Whither the next unicorn(s)? Food. Trillions of dollars of consumption are quite literally in play.

U.S. consumers spend $6,130 a year on food (~10 percent of all spending, depending how you slice it). And a dollar of Chipotle’s profit is worth more than a dollar of Google’s.

There will many winners. Unlike social networks or online marketplaces, there’s no winner-take-all dynamic in the food world. Homebrew’s Satya Patel summed up the typical VC mindset in his own explanation of why Homebrew is avoiding the food space, writing: “Many markets have room for more than one “winner” but very few have room for more than two or three.” Satya is wrong about food.

Food is a market like the Internet is a market — it’s too big to be to considered just one “market.” There’s high-end, low-end, middle of the road, Mexican, Sushi, Thai, Burgers, etc. The list goes on and on forever. Witness Jack in the Box ($2.4 billion), Panera Bread ($4 billion), Starbucks ($58 billion), Burger King ($9.4 billion), and more. The list of billion-dollar restaurant chains goes on and on, addressing all manner of market segments. Practically speaking, people don’t want to eat the same thing every day, thus supplier diversity is natural, organic and inevitable. And so it will be with the new fast-food chains who disrupt the old.

The food opportunity is so big because people need to eat three times a day. And unlike casual social interaction — here’s looking at you, Facebook — people happily pay for food. Counted in terms of DAUs, the number of  potential daily active users for these companies is in the billions.

A thundering herd of food unicorns is assembling itself on the horizon. Prepare yourself.
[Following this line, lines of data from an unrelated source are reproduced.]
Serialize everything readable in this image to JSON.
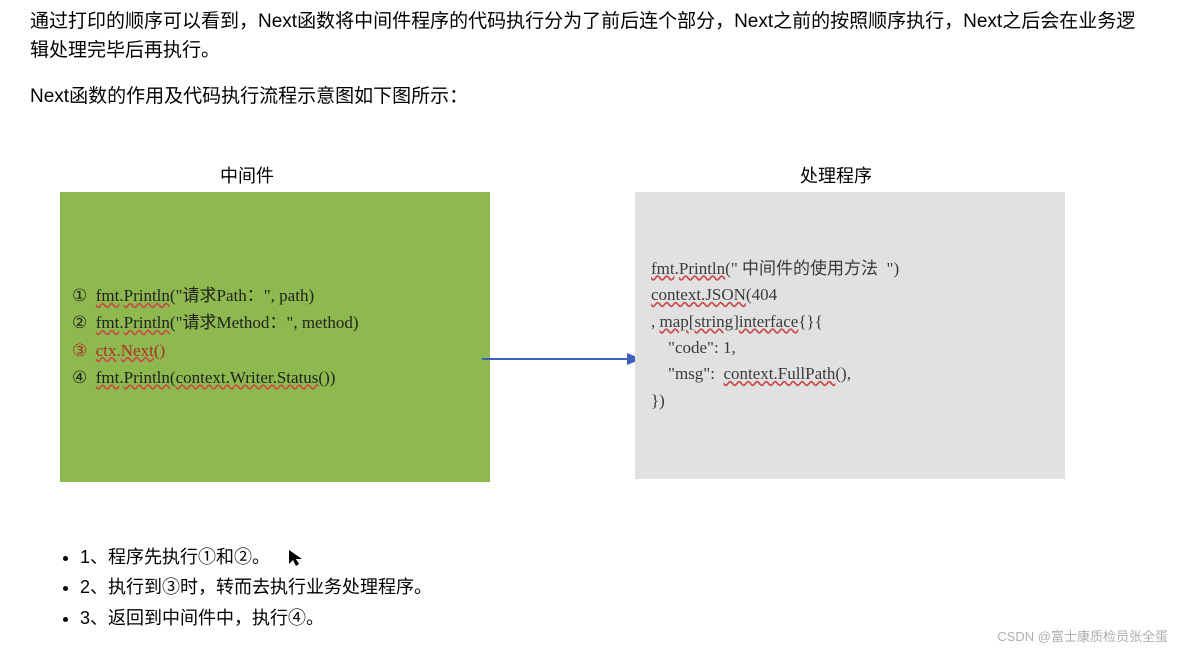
{
  "paragraphs": {
    "p1": "通过打印的顺序可以看到，Next函数将中间件程序的代码执行分为了前后连个部分，Next之前的按照顺序执行，Next之后会在业务逻辑处理完毕后再执行。",
    "p2": "Next函数的作用及代码执行流程示意图如下图所示："
  },
  "diagram": {
    "left_title": "中间件",
    "right_title": "处理程序",
    "left_lines": {
      "l1_num": "①  ",
      "l1_a": "fmt",
      "l1_b": ".",
      "l1_c": "Println",
      "l1_d": "(\"请求Path：\", path)",
      "l2_num": "②  ",
      "l2_a": "fmt",
      "l2_b": ".",
      "l2_c": "Println",
      "l2_d": "(\"请求Method：\", method)",
      "l3_num": "③  ",
      "l3_a": "ctx",
      "l3_b": ".",
      "l3_c": "Next",
      "l3_d": "()",
      "l4_num": "④  ",
      "l4_a": "fmt",
      "l4_b": ".",
      "l4_c": "Println",
      "l4_d": "(",
      "l4_e": "context.Writer.Status",
      "l4_f": "())"
    },
    "right_lines": {
      "r1_a": "fmt",
      "r1_b": ".",
      "r1_c": "Println",
      "r1_d": "(\" 中间件的使用方法  \")",
      "r2_a": "context.JSON",
      "r2_b": "(404",
      "r3_a": ", ",
      "r3_b": "map",
      "r3_c": "[",
      "r3_d": "string",
      "r3_e": "]",
      "r3_f": "interface",
      "r3_g": "{}{",
      "r4": "    \"code\": 1,",
      "r5_a": "    \"msg\":  ",
      "r5_b": "context.FullPath",
      "r5_c": "(),",
      "r6": "})"
    }
  },
  "steps": {
    "s1": "1、程序先执行①和②。",
    "s2": "2、执行到③时，转而去执行业务处理程序。",
    "s3": "3、返回到中间件中，执行④。"
  },
  "watermark": "CSDN @富士康质检员张全蛋"
}
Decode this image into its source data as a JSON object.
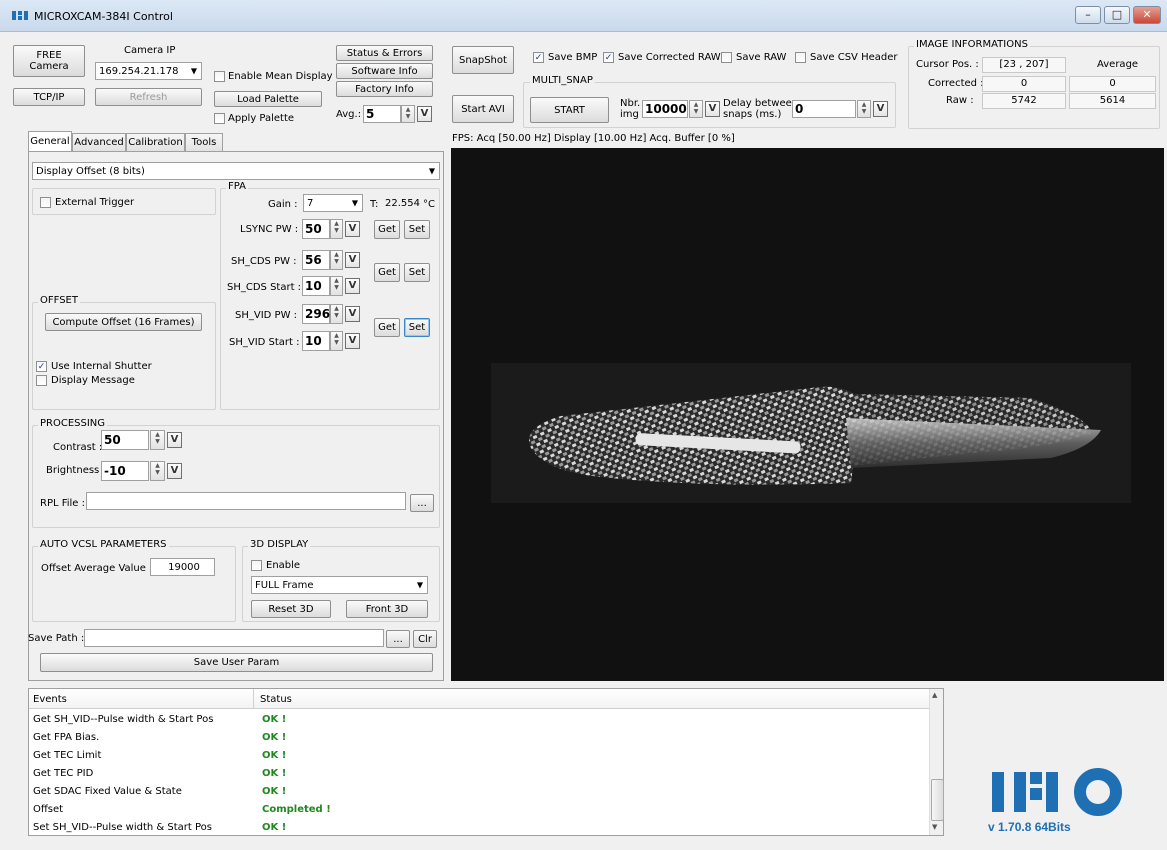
{
  "window": {
    "title": "MICROXCAM-384I Control",
    "minimize": "–",
    "maximize": "□",
    "close": "✕"
  },
  "camera": {
    "free_label": "FREE\nCamera",
    "ip_label": "Camera IP",
    "ip_value": "169.254.21.178",
    "tcpip_label": "TCP/IP",
    "refresh_label": "Refresh"
  },
  "top_buttons": {
    "status_errors": "Status & Errors",
    "software_info": "Software Info",
    "factory_info": "Factory Info",
    "load_palette": "Load Palette",
    "enable_mean": "Enable Mean Display",
    "apply_palette": "Apply Palette",
    "avg_label": "Avg.:",
    "avg_value": "5"
  },
  "snap": {
    "snapshot": "SnapShot",
    "start_avi": "Start AVI",
    "save_bmp": "Save BMP",
    "save_corrected_raw": "Save Corrected RAW",
    "save_raw": "Save RAW",
    "save_csv_header": "Save CSV Header",
    "multi_snap": "MULTI_SNAP",
    "start": "START",
    "nbr_img_label": "Nbr.\nimg",
    "nbr_img_value": "10000",
    "delay_label": "Delay between\nsnaps (ms.)",
    "delay_value": "0"
  },
  "image_info": {
    "title": "IMAGE INFORMATIONS",
    "cursor_label": "Cursor Pos. :",
    "cursor_value": "[23 , 207]",
    "average_label": "Average",
    "corrected_label": "Corrected :",
    "corrected_value": "0",
    "corrected_avg": "0",
    "raw_label": "Raw :",
    "raw_value": "5742",
    "raw_avg": "5614"
  },
  "fps": "FPS: Acq [50.00 Hz]   Display [10.00 Hz]   Acq. Buffer [0 %]",
  "tabs": [
    "General",
    "Advanced",
    "Calibration",
    "Tools"
  ],
  "display_mode": "Display Offset (8 bits)",
  "external_trigger": "External Trigger",
  "fpa": {
    "title": "FPA",
    "gain_label": "Gain :",
    "gain_value": "7",
    "temp_label": "T:",
    "temp_value": "22.554",
    "temp_unit": "°C",
    "lsync_label": "LSYNC PW :",
    "lsync_value": "50",
    "shcds_pw_label": "SH_CDS PW :",
    "shcds_pw_value": "56",
    "shcds_start_label": "SH_CDS Start :",
    "shcds_start_value": "10",
    "shvid_pw_label": "SH_VID PW :",
    "shvid_pw_value": "296",
    "shvid_start_label": "SH_VID Start :",
    "shvid_start_value": "10",
    "get": "Get",
    "set": "Set",
    "v": "V"
  },
  "offset": {
    "title": "OFFSET",
    "compute": "Compute Offset (16 Frames)",
    "use_internal_shutter": "Use Internal Shutter",
    "display_message": "Display Message"
  },
  "processing": {
    "title": "PROCESSING",
    "contrast_label": "Contrast :",
    "contrast_value": "50",
    "brightness_label": "Brightness :",
    "brightness_value": "-10",
    "rpl_label": "RPL File :",
    "rpl_value": "",
    "browse": "..."
  },
  "auto_vcsl": {
    "title": "AUTO VCSL PARAMETERS",
    "offset_avg_label": "Offset Average Value :",
    "offset_avg_value": "19000"
  },
  "display3d": {
    "title": "3D DISPLAY",
    "enable": "Enable",
    "frame": "FULL Frame",
    "reset": "Reset 3D",
    "front": "Front 3D"
  },
  "save": {
    "path_label": "Save Path :",
    "path_value": "",
    "browse": "...",
    "clr": "Clr",
    "save_user_param": "Save User Param"
  },
  "events": {
    "col_events": "Events",
    "col_status": "Status",
    "rows": [
      {
        "event": "Get SH_VID--Pulse width & Start Pos",
        "status": "OK !"
      },
      {
        "event": "Get FPA Bias.",
        "status": "OK !"
      },
      {
        "event": "Get TEC Limit",
        "status": "OK !"
      },
      {
        "event": "Get TEC PID",
        "status": "OK !"
      },
      {
        "event": "Get SDAC Fixed Value & State",
        "status": "OK !"
      },
      {
        "event": "Offset",
        "status": "Completed !"
      },
      {
        "event": "Set SH_VID--Pulse width & Start Pos",
        "status": "OK !"
      }
    ]
  },
  "logo": {
    "text": "INO",
    "version": "v 1.70.8  64Bits"
  },
  "colors": {
    "logo_blue": "#1f6fb4",
    "ok_green": "#1e8a1e"
  }
}
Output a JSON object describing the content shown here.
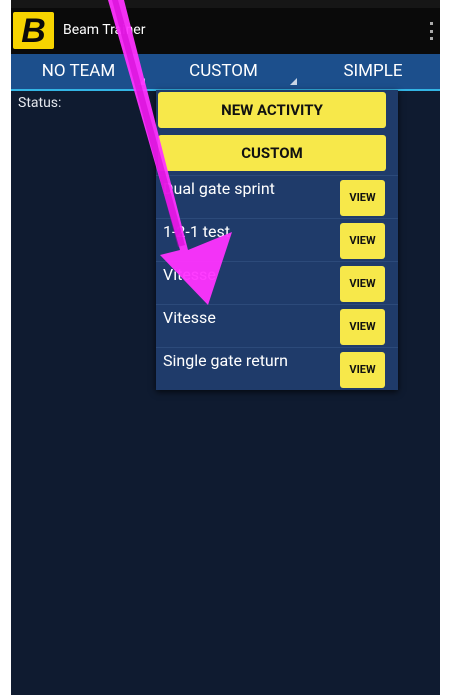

It’s not a fad. It’s not over yet. And you’re not too late.

This is just the beginning.

This post originally appeared in TechCrunch.